On the other hand, though China is Communist in name only, it remains a totalitarian state. Freedom of speech is limited. There is no free press. Facebook, Google, Twitter, and Wikipedia are not accessible on the internet. You can’t get the New York Times on line. There are certain aspects of personal behavior, like the one child policy, which profoundly impact individuals. People whisper about cronyism and how high level officials get all the good deals. No one, however, criticizes the government very loud.

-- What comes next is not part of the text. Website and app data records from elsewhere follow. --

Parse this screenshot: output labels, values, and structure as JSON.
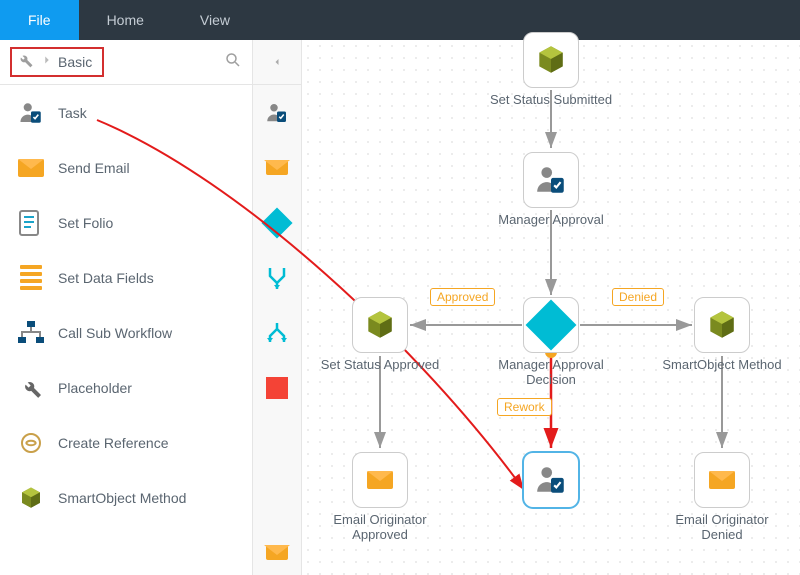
{
  "menu": {
    "file": "File",
    "home": "Home",
    "view": "View"
  },
  "breadcrumb": {
    "category": "Basic"
  },
  "tools": [
    {
      "key": "task",
      "label": "Task"
    },
    {
      "key": "send-email",
      "label": "Send Email"
    },
    {
      "key": "set-folio",
      "label": "Set Folio"
    },
    {
      "key": "set-data-fields",
      "label": "Set Data Fields"
    },
    {
      "key": "call-sub-workflow",
      "label": "Call Sub Workflow"
    },
    {
      "key": "placeholder",
      "label": "Placeholder"
    },
    {
      "key": "create-reference",
      "label": "Create Reference"
    },
    {
      "key": "smartobject-method",
      "label": "SmartObject Method"
    }
  ],
  "nodes": {
    "set_status_submitted": "Set Status Submitted",
    "manager_approval": "Manager Approval",
    "manager_approval_decision": "Manager Approval Decision",
    "set_status_approved": "Set Status Approved",
    "smartobject_method": "SmartObject Method",
    "email_originator_approved": "Email Originator Approved",
    "email_originator_denied": "Email Originator Denied"
  },
  "edges": {
    "approved": "Approved",
    "denied": "Denied",
    "rework": "Rework"
  }
}
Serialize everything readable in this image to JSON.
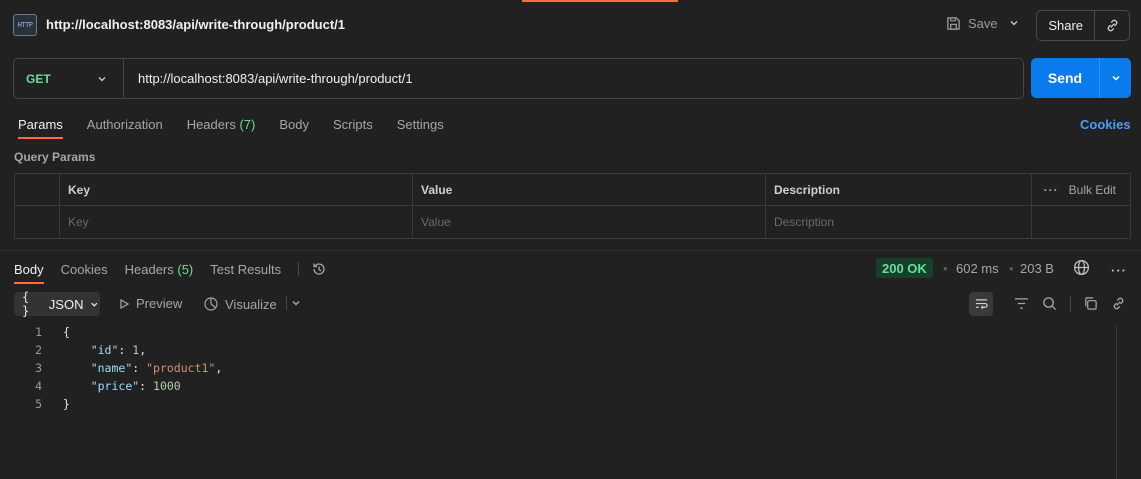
{
  "header": {
    "http_icon_text": "HTTP",
    "request_title": "http://localhost:8083/api/write-through/product/1",
    "save_label": "Save",
    "share_label": "Share"
  },
  "request": {
    "method": "GET",
    "url": "http://localhost:8083/api/write-through/product/1",
    "send_label": "Send"
  },
  "request_tabs": [
    {
      "label": "Params",
      "count": "",
      "active": true
    },
    {
      "label": "Authorization",
      "count": ""
    },
    {
      "label": "Headers",
      "count": "(7)"
    },
    {
      "label": "Body",
      "count": ""
    },
    {
      "label": "Scripts",
      "count": ""
    },
    {
      "label": "Settings",
      "count": ""
    }
  ],
  "cookies_link": "Cookies",
  "query_params": {
    "title": "Query Params",
    "columns": {
      "key": "Key",
      "value": "Value",
      "description": "Description"
    },
    "bulk_edit": "Bulk Edit",
    "placeholders": {
      "key": "Key",
      "value": "Value",
      "description": "Description"
    }
  },
  "response_tabs": [
    {
      "label": "Body",
      "count": "",
      "active": true
    },
    {
      "label": "Cookies",
      "count": ""
    },
    {
      "label": "Headers",
      "count": "(5)"
    },
    {
      "label": "Test Results",
      "count": ""
    }
  ],
  "response_meta": {
    "status": "200 OK",
    "time": "602 ms",
    "size": "203 B"
  },
  "response_toolbar": {
    "format": "JSON",
    "format_icon": "{ }",
    "preview": "Preview",
    "visualize": "Visualize"
  },
  "response_body": {
    "lines": [
      {
        "n": "1"
      },
      {
        "n": "2"
      },
      {
        "n": "3"
      },
      {
        "n": "4"
      },
      {
        "n": "5"
      }
    ],
    "open": "{",
    "close": "}",
    "id_key": "\"id\"",
    "id_value": "1",
    "name_key": "\"name\"",
    "name_value": "\"product1\"",
    "price_key": "\"price\"",
    "price_value": "1000"
  },
  "colors": {
    "accent": "#ff6c37",
    "send": "#097bed",
    "method_get": "#6bdd9a",
    "link": "#4d9cf5",
    "status_ok_bg": "#17402a"
  }
}
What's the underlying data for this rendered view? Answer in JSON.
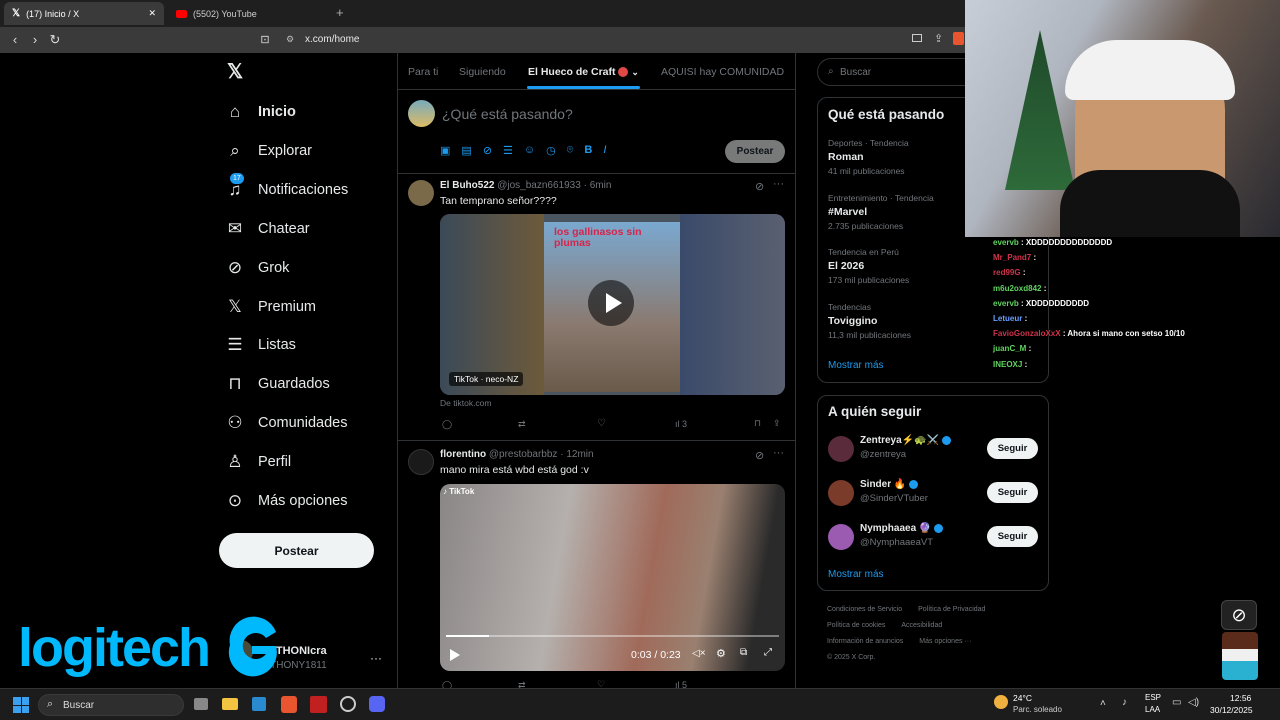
{
  "browser": {
    "tabs": [
      {
        "label": "(17) Inicio / X",
        "active": true
      },
      {
        "label": "(5502) YouTube",
        "active": false
      }
    ],
    "url": "x.com/home"
  },
  "nav": {
    "items": [
      {
        "label": "Inicio",
        "icon": "home-icon"
      },
      {
        "label": "Explorar",
        "icon": "search-icon"
      },
      {
        "label": "Notificaciones",
        "icon": "bell-icon",
        "badge": "17"
      },
      {
        "label": "Chatear",
        "icon": "mail-icon"
      },
      {
        "label": "Grok",
        "icon": "grok-icon"
      },
      {
        "label": "Premium",
        "icon": "x-icon"
      },
      {
        "label": "Listas",
        "icon": "list-icon"
      },
      {
        "label": "Guardados",
        "icon": "bookmark-icon"
      },
      {
        "label": "Comunidades",
        "icon": "people-icon"
      },
      {
        "label": "Perfil",
        "icon": "person-icon"
      },
      {
        "label": "Más opciones",
        "icon": "more-circle-icon"
      }
    ],
    "post_button": "Postear",
    "account": {
      "name": "ANTHONIcra",
      "handle": "@THONY1811"
    },
    "logo_text": "logitech"
  },
  "feed": {
    "tabs": [
      "Para ti",
      "Siguiendo",
      "El Hueco de Craft",
      "AQUISI hay COMUNIDAD"
    ],
    "compose_placeholder": "¿Qué está pasando?",
    "compose_button": "Postear",
    "posts": [
      {
        "author": "El Buho522",
        "handle": "@jos_bazn661933",
        "time": "6min",
        "text": "Tan temprano señor????",
        "media_caption": "los gallinasos sin plumas",
        "media_badge": "TikTok · neco-NZ",
        "source": "De tiktok.com",
        "views": "3"
      },
      {
        "author": "florentino",
        "handle": "@prestobarbbz",
        "time": "12min",
        "text": "mano mira está wbd está god :v",
        "video_time": "0:03 / 0:23",
        "video_progress": 0.13,
        "views": "5"
      }
    ]
  },
  "sidebar": {
    "search_placeholder": "Buscar",
    "trends_title": "Qué está pasando",
    "trends": [
      {
        "meta": "Deportes · Tendencia",
        "name": "Roman",
        "count": "41 mil publicaciones"
      },
      {
        "meta": "Entretenimiento · Tendencia",
        "name": "#Marvel",
        "count": "2.735 publicaciones"
      },
      {
        "meta": "Tendencia en Perú",
        "name": "El 2026",
        "count": "173 mil publicaciones"
      },
      {
        "meta": "Tendencias",
        "name": "Toviggino",
        "count": "11,3 mil publicaciones"
      }
    ],
    "show_more": "Mostrar más",
    "follow_title": "A quién seguir",
    "follow": [
      {
        "name": "Zentreya⚡🐢⚔️",
        "handle": "@zentreya",
        "button": "Seguir",
        "avatar_color": "#5a2b3a"
      },
      {
        "name": "Sinder 🔥",
        "handle": "@SinderVTuber",
        "button": "Seguir",
        "avatar_color": "#7a3b2a"
      },
      {
        "name": "Nymphaaea 🔮",
        "handle": "@NymphaaeaVT",
        "button": "Seguir",
        "avatar_color": "#9a5bb0"
      }
    ],
    "follow_more": "Mostrar más",
    "footer": [
      [
        "Condiciones de Servicio",
        "Política de Privacidad"
      ],
      [
        "Política de cookies",
        "Accesibilidad"
      ],
      [
        "Información de anuncios",
        "Más opciones ···"
      ],
      [
        "© 2025 X Corp."
      ]
    ]
  },
  "chat": [
    {
      "user": "evervb",
      "msg": ": XDDDDDDDDDDDDDD",
      "color": "#5fd35f"
    },
    {
      "user": "Mr_Pand7",
      "msg": ":",
      "color": "#d0334b"
    },
    {
      "user": "red99G",
      "msg": ":",
      "color": "#d0334b"
    },
    {
      "user": "m6u2oxd842",
      "msg": ":",
      "color": "#5fd35f"
    },
    {
      "user": "evervb",
      "msg": ": XDDDDDDDDDD",
      "color": "#5fd35f"
    },
    {
      "user": "Letueur",
      "msg": ":",
      "color": "#6aa0ff"
    },
    {
      "user": "FavioGonzaloXxX",
      "msg": ": Ahora si mano con setso 10/10",
      "color": "#d0334b"
    },
    {
      "user": "juanC_M",
      "msg": ":",
      "color": "#5fd35f"
    },
    {
      "user": "INEOXJ",
      "msg": ":",
      "color": "#5fd35f"
    }
  ],
  "taskbar": {
    "search": "Buscar",
    "weather_temp": "24°C",
    "weather_desc": "Parc. soleado",
    "lang": "ESP",
    "lang2": "LAA",
    "time": "12:56",
    "date": "30/12/2025"
  },
  "colors": {
    "accent": "#1d9bf0",
    "bg": "#000000",
    "border": "#2f3336"
  }
}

Mao’s image still appears prominently in Tiananmen Square and despite a legacy of an estimated 40 million deaths during the famine associated with the Great Leap Forward and the upheavals of the Cultural Revolution, is revered by many. One person told us that there is nothing available in school or anywhere else about the Cultural Revolution or the disasters associated with some of Mao’s “reforms” and that we probably know a lot more about that than the typical Chinese person does. (Compare Russia where Stalin is now viewed as an anti hero.)
So one question is why the iron fist. Thousands of Chinese study in US colleges every year. Thousands more Chinese now tour the US. It is not that Chinese people have no exposure to the West. What are the Chinese leaders afraid of when they are sitting on a huge success story. Why not allow for more personal freedoms? I have asked this politically incorrect question to our various guides and have not gotten an answer. People do not go there.
One possible partial answer might be found in China’s 4,000 plus year history where centuries of empires and dynasties and tight government control have alternated with periods of decline, civil war and chaos. It could happen again. This is a country of almost 1.4 billion people, about sixty different ethnic groups, over 250 different dialects (but only one written language). Having experienced total chaos in the first half of the last century (and also during the Cultural Revolution), China is now in a period of stability and tight government control. It is producing wealth and has improved the lives of hundreds of millions of its citizens. Given their history of control or chaos, you can see how they could view the options as either/or. Providing more individual freedom could be viewed as a Pandora’s box. You open it up, and you don’t know what you will get. No one wants chaos. Their thinking may be that maintaining order with an iron fist is the price you have to pay.
Who knows? We still have almost three more weeks here. Perhaps the smog and mysterious clouds will thin out and we will begin to understand better what this extraordinary country is all about.